A lady that I helped teach two changes ago got baptized on Saturday. I love her. I got permission to go to her baptism [out of Ruby's area] and what an experience it was! I showed up and all the people in the ward [congregation] remembered me and came running to hug and kiss cheeks and all that good stuff.
I felt the love. There were a lot of tears. Happy ones. Brisia has been receiving the missionaries for TWO YEARS, but because of problems with her husband-not-so-husband, she hasn't been able to be baptized.

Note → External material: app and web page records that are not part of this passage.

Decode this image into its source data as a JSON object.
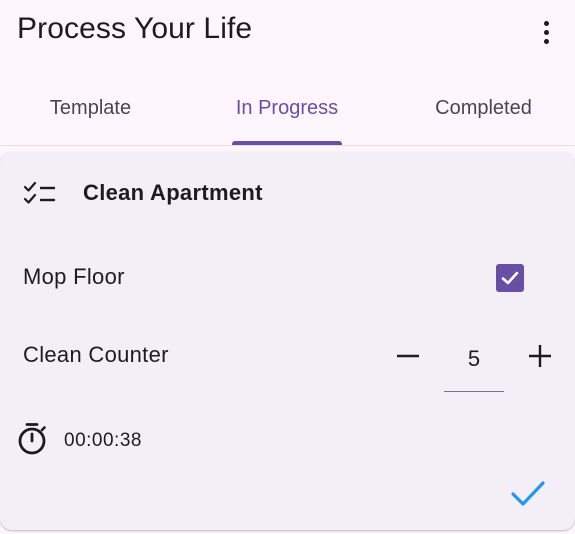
{
  "app_bar": {
    "title": "Process Your Life",
    "menu_icon": "more-vert-icon"
  },
  "tabs": [
    {
      "label": "Template",
      "selected": false
    },
    {
      "label": "In Progress",
      "selected": true
    },
    {
      "label": "Completed",
      "selected": false
    }
  ],
  "colors": {
    "primary": "#6750a4",
    "background": "#fdf7fd",
    "card": "#f4eff6",
    "accent_check": "#2196f3"
  },
  "card": {
    "header_icon": "checklist-icon",
    "title": "Clean Apartment",
    "items": [
      {
        "label": "Mop Floor",
        "type": "checkbox",
        "checked": true
      },
      {
        "label": "Clean Counter",
        "type": "counter",
        "value": "5"
      }
    ],
    "timer": {
      "icon": "timer-icon",
      "value": "00:00:38"
    },
    "done_icon": "check-icon"
  }
}
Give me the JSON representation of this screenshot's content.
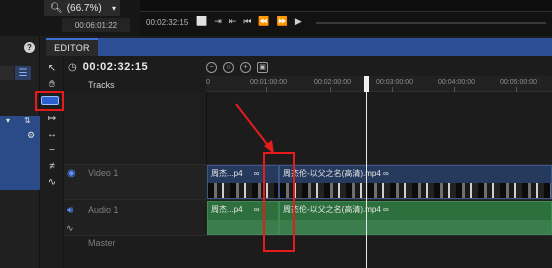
{
  "toolbar": {
    "zoom_label": "(66.7%)",
    "zoom_icon": "search-icon",
    "left_time": "00:06:01:22"
  },
  "preview": {
    "time": "00:02:32:15"
  },
  "editor": {
    "tab_label": "EDITOR",
    "timecode": "00:02:32:15",
    "tracks_label": "Tracks"
  },
  "ruler": {
    "zero": "0",
    "t1": "00:01:00:00",
    "t2": "00:02:00:00",
    "t3": "00:03:00:00",
    "t4": "00:04:00:00",
    "t5": "00:05:00:00"
  },
  "tracks": {
    "video_label": "Video 1",
    "audio_label": "Audio 1",
    "master_label": "Master"
  },
  "clips": {
    "video_a": "周杰...p4",
    "video_a_fx": "∞",
    "video_b": "周杰伦-以父之名(高清).mp4",
    "video_b_fx": "∞",
    "audio_a": "周杰...p4",
    "audio_a_fx": "∞",
    "audio_b": "周杰伦-以父之名(高清).mp4",
    "audio_b_fx": "∞"
  },
  "colors": {
    "accent_blue": "#2d4f96",
    "video_clip": "#263a5e",
    "audio_clip": "#2e6f3e",
    "highlight_red": "#e61c1c"
  }
}
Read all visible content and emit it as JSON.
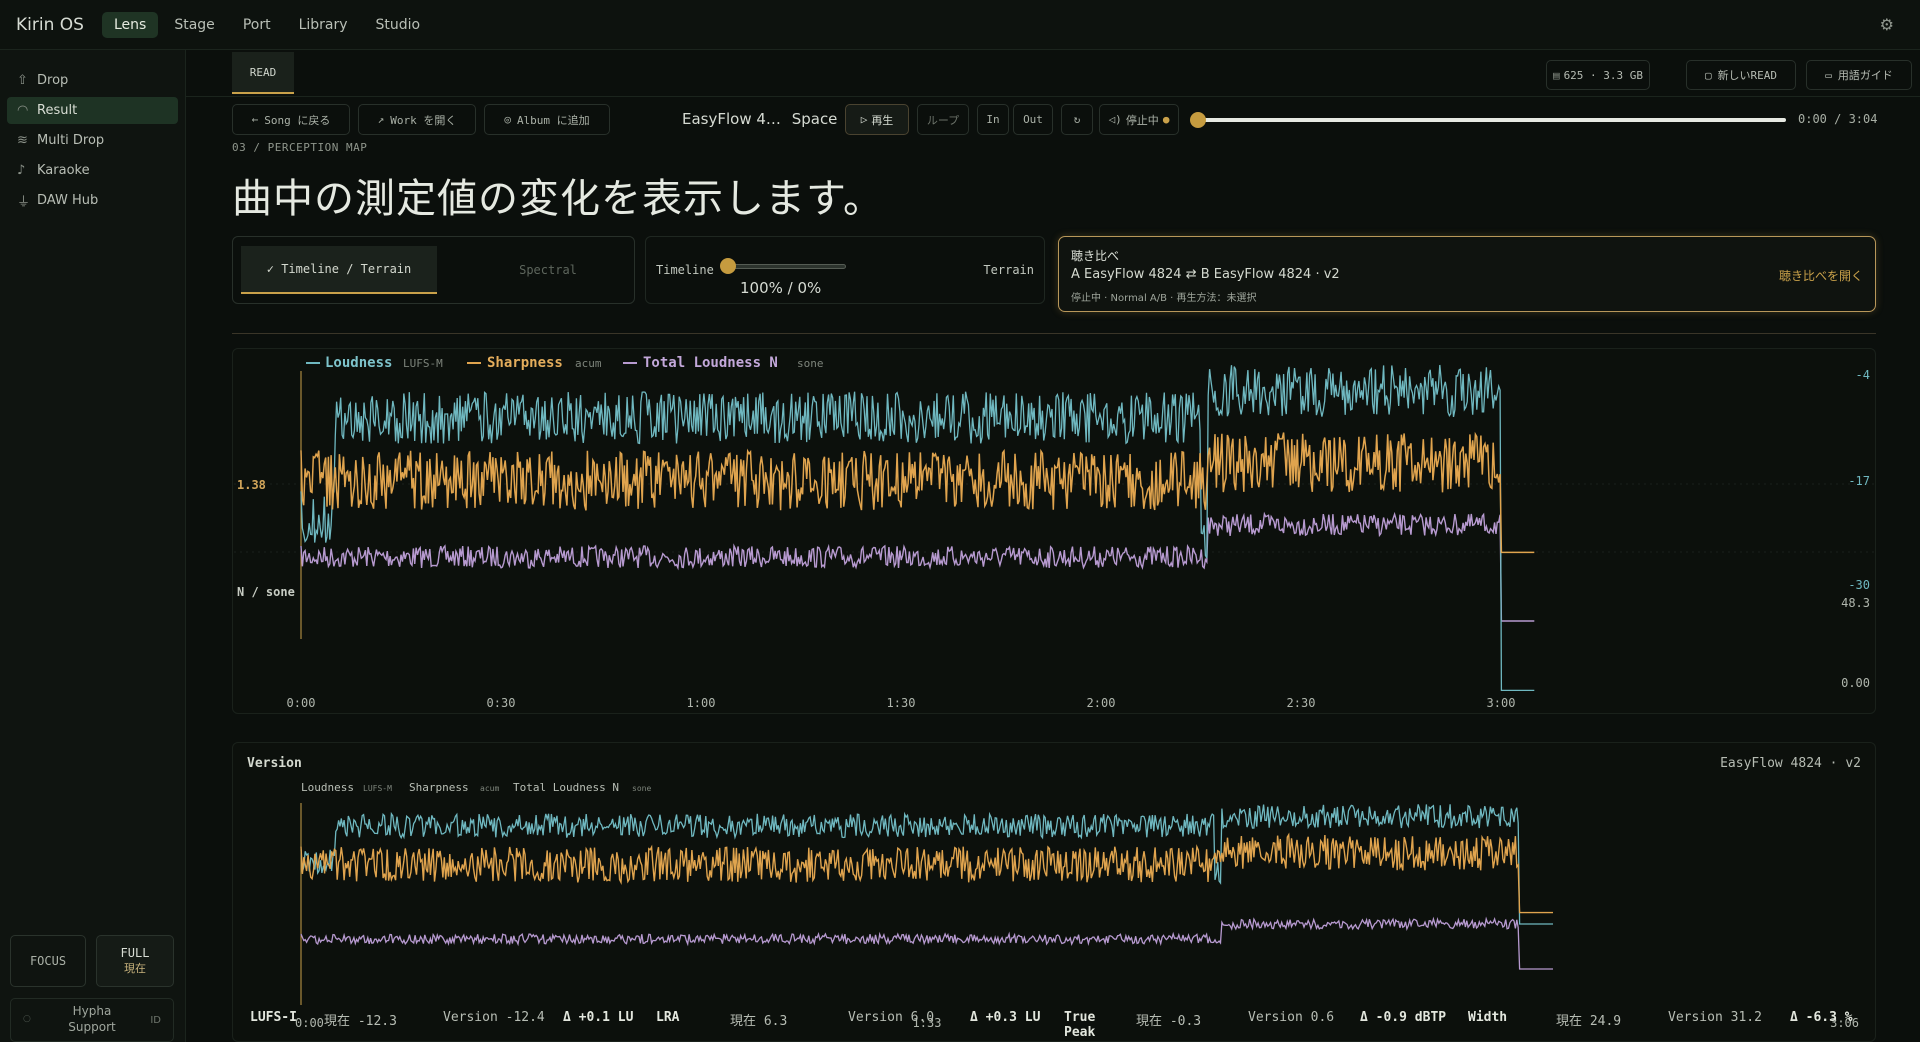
{
  "app": {
    "brand": "Kirin OS",
    "settings_icon": "gear-icon"
  },
  "nav": {
    "tabs": [
      "Lens",
      "Stage",
      "Port",
      "Library",
      "Studio"
    ],
    "active": "Lens"
  },
  "sidebar": {
    "items": [
      {
        "label": "Drop",
        "icon": "upload-icon"
      },
      {
        "label": "Result",
        "icon": "gauge-icon",
        "active": true
      },
      {
        "label": "Multi Drop",
        "icon": "layers-icon"
      },
      {
        "label": "Karaoke",
        "icon": "mic-icon"
      },
      {
        "label": "DAW Hub",
        "icon": "plug-icon"
      }
    ],
    "focus_label": "FOCUS",
    "full_label": "FULL",
    "full_sub": "現在",
    "support_line1": "Hypha",
    "support_line2": "Support",
    "support_badge": "ID"
  },
  "header": {
    "read_tab": "READ",
    "storage": "625 · 3.3 GB",
    "new_read": "新しいREAD",
    "glossary": "用語ガイド"
  },
  "toolbar": {
    "back_song": "Song に戻る",
    "open_work": "Work を開く",
    "add_album": "Album に追加",
    "song_title": "EasyFlow 4…",
    "shortcut": "Space",
    "play": "再生",
    "loop": "ループ",
    "in": "In",
    "out": "Out",
    "status": "停止中",
    "time": "0:00 / 3:04",
    "progress": 0.0
  },
  "page": {
    "section": "03 / PERCEPTION MAP",
    "title": "曲中の測定値の変化を表示します。"
  },
  "controls": {
    "mode_timeline": "✓ Timeline / Terrain",
    "mode_spectral": "Spectral",
    "blend_left": "Timeline",
    "blend_right": "Terrain",
    "blend_value": "100% / 0%",
    "blend_fraction": 1.0
  },
  "compare": {
    "title": "聴き比べ",
    "ab": "A EasyFlow 4824 ⇄ B EasyFlow 4824 · v2",
    "status": "停止中 · Normal A/B · 再生方法：未選択",
    "open": "聴き比べを開く"
  },
  "chart_data": [
    {
      "type": "line",
      "legend": [
        {
          "name": "Loudness",
          "unit": "LUFS-M",
          "color": "#6fb8c0"
        },
        {
          "name": "Sharpness",
          "unit": "acum",
          "color": "#e0a44e"
        },
        {
          "name": "Total Loudness N",
          "unit": "sone",
          "color": "#b79ad0"
        }
      ],
      "x_ticks": [
        "0:00",
        "0:30",
        "1:00",
        "1:30",
        "2:00",
        "2:30",
        "3:00"
      ],
      "x_range_seconds": [
        0,
        185
      ],
      "right_ticks": [
        "-4",
        "-17",
        "-30",
        "48.3",
        "0.00"
      ],
      "left_labels": [
        "1.38",
        "N / sone"
      ],
      "series_segments": {
        "Loudness_LUFS": [
          {
            "from": "0:00",
            "to": "0:05",
            "level": -26
          },
          {
            "from": "0:05",
            "to": "2:15",
            "level": -11
          },
          {
            "from": "2:15",
            "to": "2:16",
            "level": -30
          },
          {
            "from": "2:16",
            "to": "3:00",
            "level": -7
          },
          {
            "from": "3:00",
            "to": "3:05",
            "level": -52
          }
        ],
        "Sharpness_acum": [
          {
            "from": "0:00",
            "to": "2:16",
            "level": 1.4
          },
          {
            "from": "2:16",
            "to": "3:00",
            "level": 1.5
          },
          {
            "from": "3:00",
            "to": "3:05",
            "level": 1.0
          }
        ],
        "Total_Loudness_sone": [
          {
            "from": "0:00",
            "to": "2:16",
            "level": 20
          },
          {
            "from": "2:16",
            "to": "3:00",
            "level": 30
          },
          {
            "from": "3:00",
            "to": "3:05",
            "level": 0
          }
        ]
      }
    },
    {
      "type": "line",
      "title": "Version",
      "version_name": "EasyFlow 4824 · v2",
      "legend": [
        {
          "name": "Loudness",
          "unit": "LUFS-M",
          "color": "#6fb8c0"
        },
        {
          "name": "Sharpness",
          "unit": "acum",
          "color": "#e0a44e"
        },
        {
          "name": "Total Loudness N",
          "unit": "sone",
          "color": "#b79ad0"
        }
      ],
      "x_ticks": [
        "0:00",
        "1:33",
        "3:06"
      ],
      "x_range_seconds": [
        0,
        186
      ]
    }
  ],
  "metrics": {
    "lufs_label": "LUFS-I",
    "lufs_now": "現在 -12.3",
    "lufs_version": "Version -12.4",
    "lufs_delta": "Δ +0.1 LU",
    "lra_label": "LRA",
    "lra_now": "現在 6.3",
    "lra_version": "Version 6.0",
    "lra_delta": "Δ +0.3 LU",
    "tp_label1": "True",
    "tp_label2": "Peak",
    "tp_now": "現在 -0.3",
    "tp_version": "Version 0.6",
    "tp_delta": "Δ -0.9 dBTP",
    "width_label": "Width",
    "width_now": "現在 24.9",
    "width_version": "Version 31.2",
    "width_delta": "Δ -6.3 %"
  },
  "colors": {
    "accent": "#c9a14a",
    "loudness": "#6fb8c0",
    "sharpness": "#e0a44e",
    "total": "#b79ad0"
  }
}
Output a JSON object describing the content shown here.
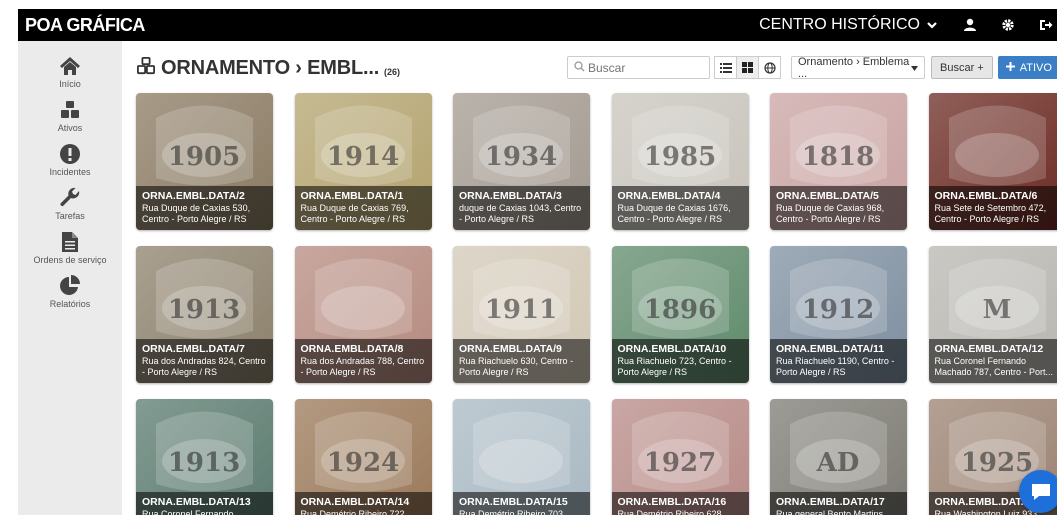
{
  "app": {
    "brand": "POA GRÁFICA"
  },
  "header": {
    "district": "CENTRO HISTÓRICO"
  },
  "sidebar": {
    "items": [
      {
        "label": "Início",
        "icon": "home-icon"
      },
      {
        "label": "Ativos",
        "icon": "cubes-icon"
      },
      {
        "label": "Incidentes",
        "icon": "exclamation-icon"
      },
      {
        "label": "Tarefas",
        "icon": "wrench-icon"
      },
      {
        "label": "Ordens de serviço",
        "icon": "file-icon"
      },
      {
        "label": "Relatórios",
        "icon": "pie-chart-icon"
      }
    ]
  },
  "main": {
    "title": "ORNAMENTO › EMBL...",
    "count": "(26)",
    "search_placeholder": "Buscar",
    "filter_value": "Ornamento › Emblema ...",
    "search_button": "Buscar +",
    "add_button": "ATIVO"
  },
  "cards": [
    {
      "id": "ORNA.EMBL.DATA/2",
      "addr": "Rua Duque de Caxias 530, Centro - Porto Alegre / RS",
      "bg": "#8a7a62",
      "text": "1905"
    },
    {
      "id": "ORNA.EMBL.DATA/1",
      "addr": "Rua Duque de Caxias 769, Centro - Porto Alegre / RS",
      "bg": "#b3a36e",
      "text": "1914"
    },
    {
      "id": "ORNA.EMBL.DATA/3",
      "addr": "duque de Caxias 1043, Centro - Porto Alegre / RS",
      "bg": "#a39a90",
      "text": "1934"
    },
    {
      "id": "ORNA.EMBL.DATA/4",
      "addr": "Rua Duque de Caxias 1676, Centro - Porto Alegre / RS",
      "bg": "#c8c4bc",
      "text": "1985"
    },
    {
      "id": "ORNA.EMBL.DATA/5",
      "addr": "Rua Duque de Caxias 968, Centro - Porto Alegre / RS",
      "bg": "#c9a3a2",
      "text": "1818"
    },
    {
      "id": "ORNA.EMBL.DATA/6",
      "addr": "Rua Sete de Setembro 472, Centro - Porto Alegre / RS",
      "bg": "#6b2a22",
      "text": ""
    },
    {
      "id": "ORNA.EMBL.DATA/7",
      "addr": "Rua dos Andradas 824, Centro - Porto Alegre / RS",
      "bg": "#8c806b",
      "text": "1913"
    },
    {
      "id": "ORNA.EMBL.DATA/8",
      "addr": "Rua dos Andradas 788, Centro - Porto Alegre / RS",
      "bg": "#b58a7e",
      "text": ""
    },
    {
      "id": "ORNA.EMBL.DATA/9",
      "addr": "Rua Riachuelo 630, Centro - Porto Alegre / RS",
      "bg": "#d2c8b6",
      "text": "1911"
    },
    {
      "id": "ORNA.EMBL.DATA/10",
      "addr": "Rua Riachuelo 723, Centro - Porto Alegre / RS",
      "bg": "#5f8a6b",
      "text": "1896"
    },
    {
      "id": "ORNA.EMBL.DATA/11",
      "addr": "Rua Riachuelo 1190, Centro - Porto Alegre / RS",
      "bg": "#7e8fa0",
      "text": "1912"
    },
    {
      "id": "ORNA.EMBL.DATA/12",
      "addr": "Rua Coronel Fernando Machado 787, Centro - Port...",
      "bg": "#b8b6b0",
      "text": "M"
    },
    {
      "id": "ORNA.EMBL.DATA/13",
      "addr": "Rua Coronel Fernando",
      "bg": "#5a7a6e",
      "text": "1913"
    },
    {
      "id": "ORNA.EMBL.DATA/14",
      "addr": "Rua Demétrio Ribeiro 722",
      "bg": "#9a7858",
      "text": "1924"
    },
    {
      "id": "ORNA.EMBL.DATA/15",
      "addr": "Rua Demétrio Ribeiro 703",
      "bg": "#a8b8c2",
      "text": ""
    },
    {
      "id": "ORNA.EMBL.DATA/16",
      "addr": "Rua Demétrio Ribeiro 628",
      "bg": "#b78a86",
      "text": "1927"
    },
    {
      "id": "ORNA.EMBL.DATA/17",
      "addr": "Rua general Bento Martins",
      "bg": "#7c7a72",
      "text": "AD"
    },
    {
      "id": "ORNA.EMBL.DAT...",
      "addr": "Rua Washington Luiz 933",
      "bg": "#9a8170",
      "text": "1925"
    }
  ]
}
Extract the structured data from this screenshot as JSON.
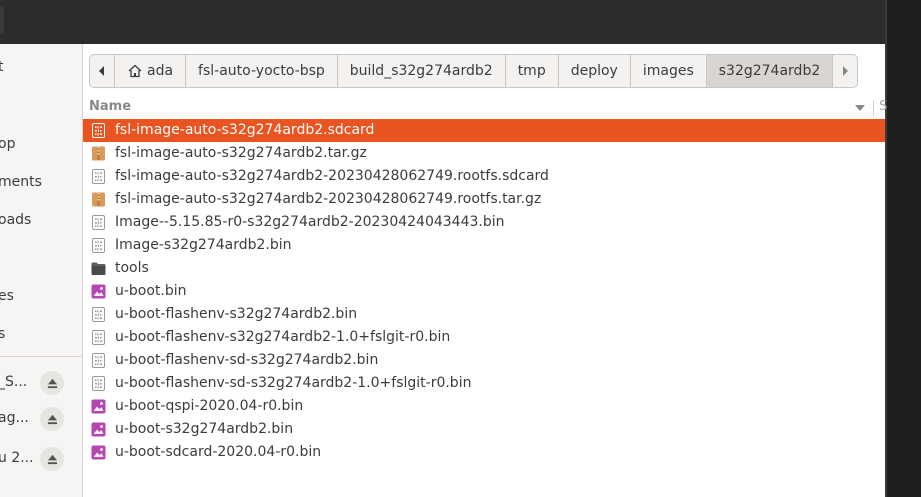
{
  "sidebar": {
    "items": [
      {
        "label": "t",
        "eject": false
      },
      {
        "label": "op",
        "eject": false
      },
      {
        "label": "ments",
        "eject": false
      },
      {
        "label": "oads",
        "eject": false
      },
      {
        "label": "es",
        "eject": false
      },
      {
        "label": "s",
        "eject": false
      },
      {
        "label": "_S...",
        "eject": true
      },
      {
        "label": "ag...",
        "eject": true
      },
      {
        "label": "u 2...",
        "eject": true
      }
    ]
  },
  "pathbar": {
    "crumbs": [
      "ada",
      "fsl-auto-yocto-bsp",
      "build_s32g274ardb2",
      "tmp",
      "deploy",
      "images",
      "s32g274ardb2"
    ]
  },
  "columns": {
    "name": "Name"
  },
  "files": [
    {
      "name": "fsl-image-auto-s32g274ardb2.sdcard",
      "icon": "binary-file-icon",
      "selected": true
    },
    {
      "name": "fsl-image-auto-s32g274ardb2.tar.gz",
      "icon": "archive-icon"
    },
    {
      "name": "fsl-image-auto-s32g274ardb2-20230428062749.rootfs.sdcard",
      "icon": "binary-file-icon"
    },
    {
      "name": "fsl-image-auto-s32g274ardb2-20230428062749.rootfs.tar.gz",
      "icon": "archive-icon"
    },
    {
      "name": "Image--5.15.85-r0-s32g274ardb2-20230424043443.bin",
      "icon": "binary-file-icon"
    },
    {
      "name": "Image-s32g274ardb2.bin",
      "icon": "binary-file-icon"
    },
    {
      "name": "tools",
      "icon": "folder-icon"
    },
    {
      "name": "u-boot.bin",
      "icon": "image-file-icon"
    },
    {
      "name": "u-boot-flashenv-s32g274ardb2.bin",
      "icon": "binary-file-icon"
    },
    {
      "name": "u-boot-flashenv-s32g274ardb2-1.0+fslgit-r0.bin",
      "icon": "binary-file-icon"
    },
    {
      "name": "u-boot-flashenv-sd-s32g274ardb2.bin",
      "icon": "binary-file-icon"
    },
    {
      "name": "u-boot-flashenv-sd-s32g274ardb2-1.0+fslgit-r0.bin",
      "icon": "binary-file-icon"
    },
    {
      "name": "u-boot-qspi-2020.04-r0.bin",
      "icon": "image-file-icon"
    },
    {
      "name": "u-boot-s32g274ardb2.bin",
      "icon": "image-file-icon"
    },
    {
      "name": "u-boot-sdcard-2020.04-r0.bin",
      "icon": "image-file-icon"
    }
  ],
  "colors": {
    "selection": "#e95420",
    "archive": "#d99a5e",
    "image": "#b346b0",
    "folder": "#5f5f5f"
  }
}
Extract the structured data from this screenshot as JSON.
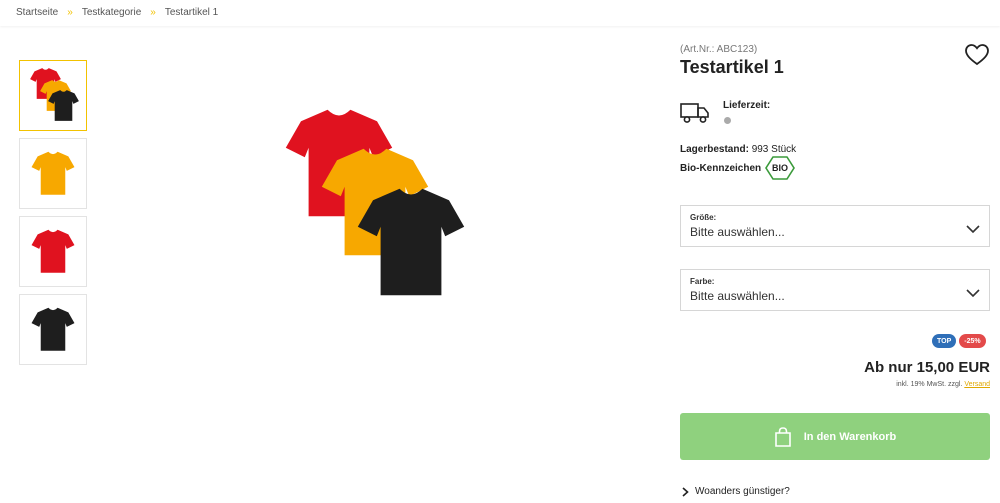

But on Saturday she did it. She left it all behind in the water. And it was beautiful. As I sat there in the back of the room and looked at everyone around me, I realized once again that the mission is not about where you serve it's how you serve. It's all about the people. Those good good people who are just trying their best to get by; just like the rest of us. I soaked all those hugs right in. And it was glorious.
*This is Brisia. She has been through a whole lot of HARD in here life. She was baptized on Saturday. She cried. I cried. I love her.
GOD SENDS SUNSETS
This last week there was a rough day. That happens sometimes on the mission. Hard days. All the appointments fell through and all the back up plans as well. All the people who were contacted were rude and turned us down. All the members [of the local congregation] were busy or gone.
We contacted a cute looking old lady selling honey. She smiled just as sweetly as the honey she was holding and then launched into a lecture about how terribly confused and incorrect we were. She talked down to us and made me feel small. Then she ended saying, "You really should study the scriptures more so that you don't walk around all day every day wasting your time."
I wanted so badly to tell that little woman that I wake up at 6:30 every single day and study for 3 hours so that I can teach with authority and with love and with the spirit. I wanted so badly to tell her that it was NOT wasting my time. Normally I'm pretty good at letting the harsh words and the mean looks slide off me, but this one stuck. She hurt my feelings.
Then my companion started to have a melt down about the language and cried and cried. I didn't know what to do. We went to our next appointment. They weren't home. Went to a member who lives nearby. Not home. I then saw somebody standing on the curb and decided to go contact them and to contact them with such love and with such testimony that they would have to say yes and accept us. She turned us down. HARD.
It was then that I just didn't want to do it anymore. I didn't know what to do about my crying companion. I didn't know who else to visit. I didn't know who else to contact. And right there in the middle of the street I began to cry. The first time in my whole mission when I've had a melt down in the streets.
So there we sat. On the curb. And we cried. We both just cried. Because sometimes being a missionary is really really hard. Sometimes people tell you that you are wasting your time and sometimes you are tempted to believe them.
And there we were. Two white girls sitting on a curb crying. And then something beautiful happened. We sat there and witnessed probably the most beautiful sunset I've ever seen in my entire life. The sky turned purple and pink and yellow and orange and the clouds were indescribable, and in that sad little moment I felt it. I knew that God was there and that He was aware of me.
And then, even though all my efforts had failed, He was proud of me. The little white girl sitting on a curb in Southern Mexico. And even though I had failed to find someone to teach. He still loved me.
We watched the sun go down, and when it disappeared behind the mountains we stood up, brushed the dirt off our skirts, wiped the tears off our faces and we kept going. Teaching. Contacting. And being missionaries.
Sometimes in life we've just got to sit down on the curb and cry. Sometimes we fail. Sometimes we fall. But God is there. And He loves you. Success or failure. He's our Father. He loves me. He loves you. And He loves the mean lady who sells honey.
Being a missionary is hard. But God sends us sunsets. And He makes it all right in the end. Always.